Element data from apps and pages
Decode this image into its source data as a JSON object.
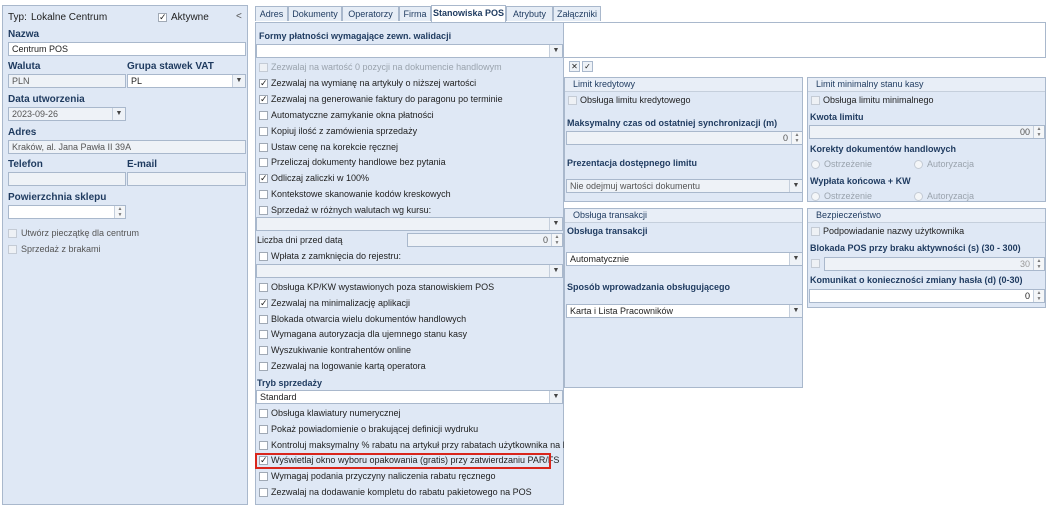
{
  "left": {
    "type_label": "Typ:",
    "type_value": "Lokalne Centrum",
    "active_label": "Aktywne",
    "active_checked": true,
    "collapse": "<",
    "name_label": "Nazwa",
    "name_value": "Centrum POS",
    "currency_label": "Waluta",
    "currency_value": "PLN",
    "vat_label": "Grupa stawek VAT",
    "vat_value": "PL",
    "created_label": "Data utworzenia",
    "created_value": "2023-09-26",
    "address_label": "Adres",
    "address_value": "Kraków, al. Jana Pawła II 39A",
    "phone_label": "Telefon",
    "email_label": "E-mail",
    "area_label": "Powierzchnia sklepu",
    "stamp_label": "Utwórz pieczątkę dla centrum",
    "barcode_label": "Sprzedaż z brakami"
  },
  "tabs": [
    "Adres",
    "Dokumenty",
    "Operatorzy",
    "Firma",
    "Stanowiska POS",
    "Atrybuty",
    "Załączniki"
  ],
  "active_tab": "Stanowiska POS",
  "mid": {
    "payment_title": "Formy płatności wymagające zewn. walidacji",
    "options_a": [
      {
        "label": "Zezwalaj na wartość 0 pozycji na dokumencie handlowym",
        "checked": false,
        "disabled": true
      },
      {
        "label": "Zezwalaj na wymianę na artykuły o niższej wartości",
        "checked": true,
        "disabled": false
      },
      {
        "label": "Zezwalaj na generowanie faktury do paragonu po terminie",
        "checked": true,
        "disabled": false
      },
      {
        "label": "Automatyczne zamykanie okna płatności",
        "checked": false,
        "disabled": false
      },
      {
        "label": "Kopiuj ilość z zamówienia sprzedaży",
        "checked": false,
        "disabled": false
      },
      {
        "label": "Ustaw cenę na korekcie ręcznej",
        "checked": false,
        "disabled": false
      },
      {
        "label": "Przeliczaj dokumenty handlowe bez pytania",
        "checked": false,
        "disabled": false
      },
      {
        "label": "Odliczaj zaliczki w 100%",
        "checked": true,
        "disabled": false
      },
      {
        "label": "Kontekstowe skanowanie kodów kreskowych",
        "checked": false,
        "disabled": false
      },
      {
        "label": "Sprzedaż w różnych walutach wg kursu:",
        "checked": false,
        "disabled": false
      }
    ],
    "days_label": "Liczba dni przed datą",
    "days_value": "0",
    "deposit_label": "Wpłata z zamknięcia do rejestru:",
    "options_b": [
      {
        "label": "Obsługa KP/KW wystawionych poza stanowiskiem POS",
        "checked": false
      },
      {
        "label": "Zezwalaj na minimalizację aplikacji",
        "checked": true
      },
      {
        "label": "Blokada otwarcia wielu dokumentów handlowych",
        "checked": false
      },
      {
        "label": "Wymagana autoryzacja dla ujemnego stanu kasy",
        "checked": false
      },
      {
        "label": "Wyszukiwanie kontrahentów online",
        "checked": false
      },
      {
        "label": "Zezwalaj na logowanie kartą operatora",
        "checked": false
      }
    ],
    "sale_mode_label": "Tryb sprzedaży",
    "sale_mode_value": "Standard",
    "options_c": [
      {
        "label": "Obsługa klawiatury numerycznej",
        "checked": false
      },
      {
        "label": "Pokaż powiadomienie o brakującej definicji wydruku",
        "checked": false
      },
      {
        "label": "Kontroluj maksymalny % rabatu na artykuł przy rabatach użytkownika na POS",
        "checked": false
      },
      {
        "label": "Wyświetlaj okno wyboru opakowania (gratis) przy zatwierdzaniu PAR/FS",
        "checked": true
      },
      {
        "label": "Wymagaj podania przyczyny naliczenia rabatu ręcznego",
        "checked": false
      },
      {
        "label": "Zezwalaj na dodawanie kompletu do rabatu pakietowego na POS",
        "checked": false
      }
    ]
  },
  "right": {
    "clear_btn": "✕",
    "ok_btn": "✓",
    "credit": {
      "title": "Limit kredytowy",
      "handle_label": "Obsługa limitu kredytowego",
      "maxtime_label": "Maksymalny czas od ostatniej synchronizacji (m)",
      "maxtime_value": "0",
      "presentation_label": "Prezentacja dostępnego limitu",
      "presentation_value": "Nie odejmuj wartości dokumentu"
    },
    "minstock": {
      "title": "Limit minimalny stanu kasy",
      "handle_label": "Obsługa limitu minimalnego",
      "amount_label": "Kwota limitu",
      "amount_value": "00",
      "corrections_label": "Korekty dokumentów handlowych",
      "warn": "Ostrzeżenie",
      "auth": "Autoryzacja",
      "payout_label": "Wypłata końcowa + KW"
    },
    "trans": {
      "title": "Obsługa transakcji",
      "label": "Obsługa transakcji",
      "value": "Automatycznie",
      "input_label": "Sposób wprowadzania obsługującego",
      "input_value": "Karta i Lista Pracowników"
    },
    "security": {
      "title": "Bezpieczeństwo",
      "hint_label": "Podpowiadanie nazwy użytkownika",
      "block_label": "Blokada POS przy braku aktywności (s) (30 - 300)",
      "block_value": "30",
      "pwd_label": "Komunikat o konieczności zmiany hasła (d) (0-30)",
      "pwd_value": "0"
    }
  },
  "colors": {
    "highlight": "#d9261c",
    "panel": "#dfe8f5",
    "border": "#a9b8cc"
  }
}
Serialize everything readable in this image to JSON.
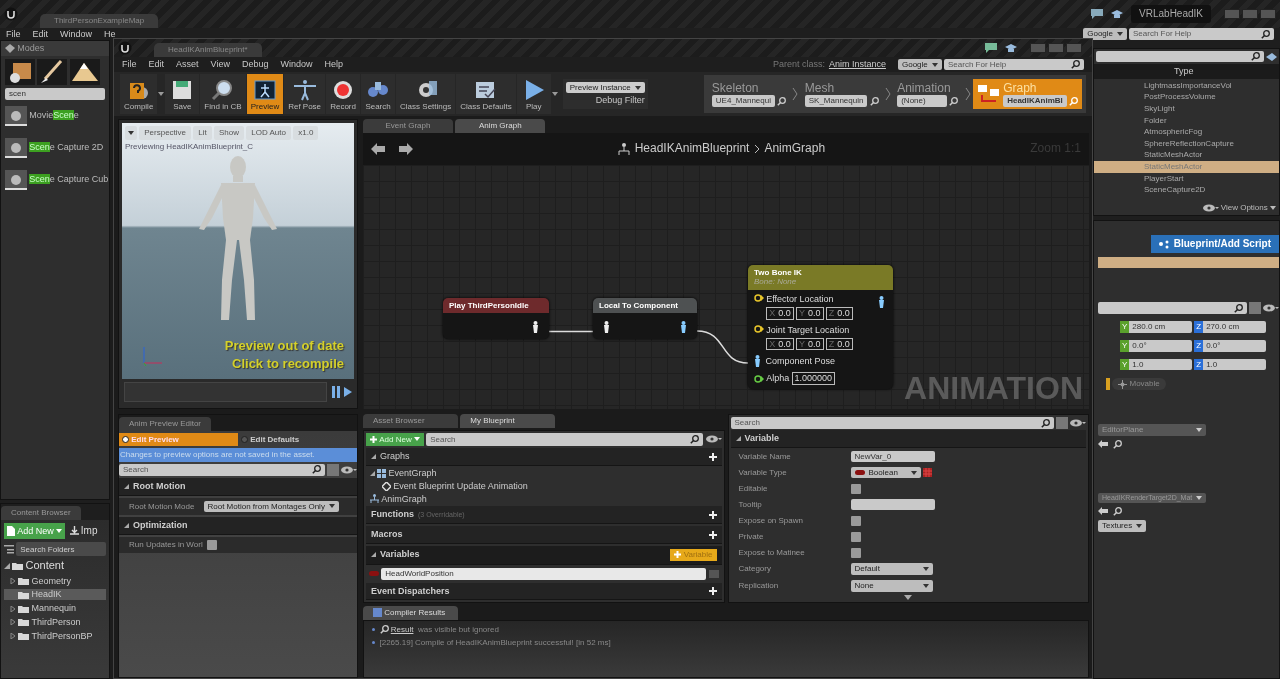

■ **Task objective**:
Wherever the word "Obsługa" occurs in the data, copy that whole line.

■ **Solution to the exercise**:
        "label": "Obsługa KP/KW wystawionych poza stanowiskiem POS",
        "label": "Obsługa klawiatury numerycznej",
      "handle_label": "Obsługa limitu kredytowego",
      "handle_label": "Obsługa limitu minimalnego",
      "title": "Obsługa transakcji",
      "label": "Obsługa transakcji",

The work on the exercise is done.